*Assigned task*
The copy has to match the data exactly and leave out every picture.

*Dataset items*
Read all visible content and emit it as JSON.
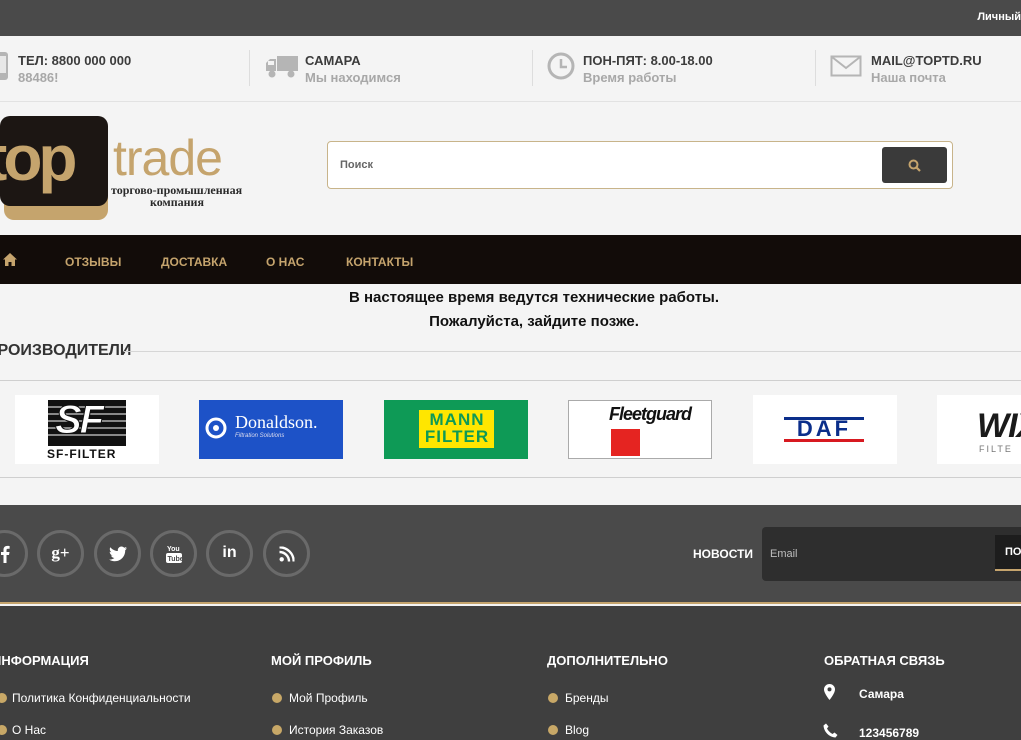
{
  "topbar": {
    "account_label": "Личный"
  },
  "info": [
    {
      "line1": "ТЕЛ: 8800 000 000",
      "line2": "88486!",
      "icon": "phone-icon"
    },
    {
      "line1": "САМАРА",
      "line2": "Мы находимся",
      "icon": "truck-icon"
    },
    {
      "line1": "ПОН-ПЯТ: 8.00-18.00",
      "line2": "Время работы",
      "icon": "clock-icon"
    },
    {
      "line1": "MAIL@TOPTD.RU",
      "line2": "Наша почта",
      "icon": "envelope-icon"
    }
  ],
  "logo": {
    "text_top": "top",
    "text_trade": "trade",
    "tagline1": "торгово-промышленная",
    "tagline2": "компания"
  },
  "search": {
    "placeholder": "Поиск",
    "button_icon": "search-icon"
  },
  "nav": {
    "home_icon": "home-icon",
    "items": [
      "ОТЗЫВЫ",
      "ДОСТАВКА",
      "О НАС",
      "КОНТАКТЫ"
    ]
  },
  "maintenance": {
    "line1": "В настоящее время ведутся технические работы.",
    "line2": "Пожалуйста, зайдите позже."
  },
  "manufacturers": {
    "title": "ПРОИЗВОДИТЕЛИ",
    "brands": [
      {
        "name": "SF-FILTER",
        "logo_text": "SF",
        "caption": "SF-FILTER"
      },
      {
        "name": "Donaldson",
        "logo_text": "Donaldson.",
        "caption": "Filtration Solutions"
      },
      {
        "name": "MANN FILTER",
        "logo_text": "MANN",
        "caption": "FILTER"
      },
      {
        "name": "Fleetguard",
        "logo_text": "Fleetguard"
      },
      {
        "name": "DAF",
        "logo_text": "DAF"
      },
      {
        "name": "WIX",
        "logo_text": "WIX",
        "caption": "FILTE"
      }
    ]
  },
  "social": [
    "facebook-icon",
    "google-plus-icon",
    "twitter-icon",
    "youtube-icon",
    "linkedin-icon",
    "rss-icon"
  ],
  "newsletter": {
    "label": "НОВОСТИ",
    "placeholder": "Email",
    "button": "ПОД"
  },
  "footer": {
    "col1": {
      "title": "ИНФОРМАЦИЯ",
      "links": [
        "Политика Конфиденциальности",
        "О Нас"
      ]
    },
    "col2": {
      "title": "МОЙ ПРОФИЛЬ",
      "links": [
        "Мой Профиль",
        "История Заказов"
      ]
    },
    "col3": {
      "title": "ДОПОЛНИТЕЛЬНО",
      "links": [
        "Бренды",
        "Blog"
      ]
    },
    "col4": {
      "title": "ОБРАТНАЯ СВЯЗЬ",
      "city": "Самара",
      "phone": "123456789"
    }
  },
  "colors": {
    "gold": "#c5a46d",
    "nav_bg": "#120c09",
    "footer_bg": "#4a4a4a"
  }
}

*Response area*
Read all visible content and emit it as JSON.
{
  "topbar": {
    "account_label": "Личный"
  },
  "info": [
    {
      "line1": "ТЕЛ: 8800 000 000",
      "line2": "88486!",
      "icon": "phone-icon"
    },
    {
      "line1": "САМАРА",
      "line2": "Мы находимся",
      "icon": "truck-icon"
    },
    {
      "line1": "ПОН-ПЯТ: 8.00-18.00",
      "line2": "Время работы",
      "icon": "clock-icon"
    },
    {
      "line1": "MAIL@TOPTD.RU",
      "line2": "Наша почта",
      "icon": "envelope-icon"
    }
  ],
  "logo": {
    "text_top": "top",
    "text_trade": "trade",
    "tagline1": "торгово-промышленная",
    "tagline2": "компания"
  },
  "search": {
    "placeholder": "Поиск",
    "button_icon": "search-icon"
  },
  "nav": {
    "home_icon": "home-icon",
    "items": [
      "ОТЗЫВЫ",
      "ДОСТАВКА",
      "О НАС",
      "КОНТАКТЫ"
    ]
  },
  "maintenance": {
    "line1": "В настоящее время ведутся технические работы.",
    "line2": "Пожалуйста, зайдите позже."
  },
  "manufacturers": {
    "title": "ПРОИЗВОДИТЕЛИ",
    "brands": [
      {
        "name": "SF-FILTER",
        "logo_text": "SF",
        "caption": "SF-FILTER"
      },
      {
        "name": "Donaldson",
        "logo_text": "Donaldson.",
        "caption": "Filtration Solutions"
      },
      {
        "name": "MANN FILTER",
        "logo_text": "MANN",
        "caption": "FILTER"
      },
      {
        "name": "Fleetguard",
        "logo_text": "Fleetguard"
      },
      {
        "name": "DAF",
        "logo_text": "DAF"
      },
      {
        "name": "WIX",
        "logo_text": "WIX",
        "caption": "FILTE"
      }
    ]
  },
  "social": [
    "facebook-icon",
    "google-plus-icon",
    "twitter-icon",
    "youtube-icon",
    "linkedin-icon",
    "rss-icon"
  ],
  "newsletter": {
    "label": "НОВОСТИ",
    "placeholder": "Email",
    "button": "ПОД"
  },
  "footer": {
    "col1": {
      "title": "ИНФОРМАЦИЯ",
      "links": [
        "Политика Конфиденциальности",
        "О Нас"
      ]
    },
    "col2": {
      "title": "МОЙ ПРОФИЛЬ",
      "links": [
        "Мой Профиль",
        "История Заказов"
      ]
    },
    "col3": {
      "title": "ДОПОЛНИТЕЛЬНО",
      "links": [
        "Бренды",
        "Blog"
      ]
    },
    "col4": {
      "title": "ОБРАТНАЯ СВЯЗЬ",
      "city": "Самара",
      "phone": "123456789"
    }
  },
  "colors": {
    "gold": "#c5a46d",
    "nav_bg": "#120c09",
    "footer_bg": "#4a4a4a"
  }
}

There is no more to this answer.